Views from the summit are fine, as Ullswater reappears into sight in the north, and the green valley of Patterdale is visible in the south. Yet the most striking view is that of the eastern flanks of the Helvellyn range, a sharp ridgeline that still showed remnants of snow in early May, when we visited, despite the warm weather for the previous few weeks. Bring a warm and windproof jacket for the summit, and find a sheltered spot to eat your lunch and take in the views.

Place fell summit



Follow the obvious path to descend, where there is a relatively tricky downward scramble before the track turns to gravel and winds down the valley. Follow it down to the beck, where the track appears to go up and numerous paths meet. To the right, there are some cairnstones which you should head towards before taking the right-hand path to continue the descent.

To your left, the valley of Patterdale looks like a green eden of flora and fauna, a stark contract to the barren landscape atop the fells. When you reach the bottom of the hill, head right through the gate sign-posted to the public bridleway, then left at Side Farm and follow the path past the fields until you reach the centre of Patterdale.

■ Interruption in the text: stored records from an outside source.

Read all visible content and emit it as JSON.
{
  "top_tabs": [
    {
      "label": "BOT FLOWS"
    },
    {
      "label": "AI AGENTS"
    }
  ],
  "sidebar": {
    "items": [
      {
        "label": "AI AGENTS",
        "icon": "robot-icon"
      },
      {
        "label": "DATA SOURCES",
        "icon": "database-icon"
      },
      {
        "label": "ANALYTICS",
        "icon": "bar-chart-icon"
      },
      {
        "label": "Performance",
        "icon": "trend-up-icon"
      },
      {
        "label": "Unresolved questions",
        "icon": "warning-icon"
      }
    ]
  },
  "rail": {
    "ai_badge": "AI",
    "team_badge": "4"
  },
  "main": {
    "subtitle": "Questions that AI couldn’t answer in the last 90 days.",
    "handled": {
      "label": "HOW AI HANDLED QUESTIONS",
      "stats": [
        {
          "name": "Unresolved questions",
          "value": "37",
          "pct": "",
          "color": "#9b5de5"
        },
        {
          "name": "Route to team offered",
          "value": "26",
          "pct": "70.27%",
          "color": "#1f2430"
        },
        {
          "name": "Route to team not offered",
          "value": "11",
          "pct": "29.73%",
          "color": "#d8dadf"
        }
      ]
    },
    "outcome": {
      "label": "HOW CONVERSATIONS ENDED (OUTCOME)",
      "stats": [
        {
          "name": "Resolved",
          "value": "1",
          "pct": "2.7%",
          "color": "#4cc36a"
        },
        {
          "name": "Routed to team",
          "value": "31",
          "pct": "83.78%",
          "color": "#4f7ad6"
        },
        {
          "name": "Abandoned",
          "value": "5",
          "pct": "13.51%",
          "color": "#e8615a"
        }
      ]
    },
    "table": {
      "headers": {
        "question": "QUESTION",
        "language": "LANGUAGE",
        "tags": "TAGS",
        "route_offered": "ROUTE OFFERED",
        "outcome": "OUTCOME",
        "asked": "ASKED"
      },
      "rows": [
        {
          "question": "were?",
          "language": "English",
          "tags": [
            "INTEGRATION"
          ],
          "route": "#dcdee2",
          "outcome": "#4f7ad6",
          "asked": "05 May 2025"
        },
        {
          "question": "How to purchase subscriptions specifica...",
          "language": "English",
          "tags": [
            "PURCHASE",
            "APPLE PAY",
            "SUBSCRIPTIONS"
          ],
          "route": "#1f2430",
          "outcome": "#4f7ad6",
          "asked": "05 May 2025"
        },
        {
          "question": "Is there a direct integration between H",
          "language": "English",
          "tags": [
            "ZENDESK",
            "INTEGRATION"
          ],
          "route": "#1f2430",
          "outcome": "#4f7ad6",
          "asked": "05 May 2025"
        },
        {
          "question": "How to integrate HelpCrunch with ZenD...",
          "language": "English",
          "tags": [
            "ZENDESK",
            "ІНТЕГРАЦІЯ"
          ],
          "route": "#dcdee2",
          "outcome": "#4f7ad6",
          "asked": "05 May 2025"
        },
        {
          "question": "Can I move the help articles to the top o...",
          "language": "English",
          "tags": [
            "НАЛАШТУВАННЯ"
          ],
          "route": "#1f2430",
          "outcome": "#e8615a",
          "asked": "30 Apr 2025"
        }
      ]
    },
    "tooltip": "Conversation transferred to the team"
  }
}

Turn right at the road and follow the footpath for about a mile back to Glenridding.

Beginning this ramble on the water, then heading through forest, farmland and moorland to the summit of Place Fell makes it varied, interesting and challenging; so when you eat your lunch at the cairnstones you feel satisfied to have reached it. The descent is short and views down to the green fields of Patterdale are stunning. Soak your muscles in the hot tub back at Another Place when you return, and enjoy a tasty dinner that will be both well-deserved and much-appreciated.

Walking in the Lake District comes with risk and conditions change quickly. We would always recommend checking the weather forecast, wearing suitable clothes and choosing a walk for your ability. We would also recommend taking an OS map and compass and know how to use them. The hotel takes no responsibility for any injury, loss or damages that may occur when following the directions.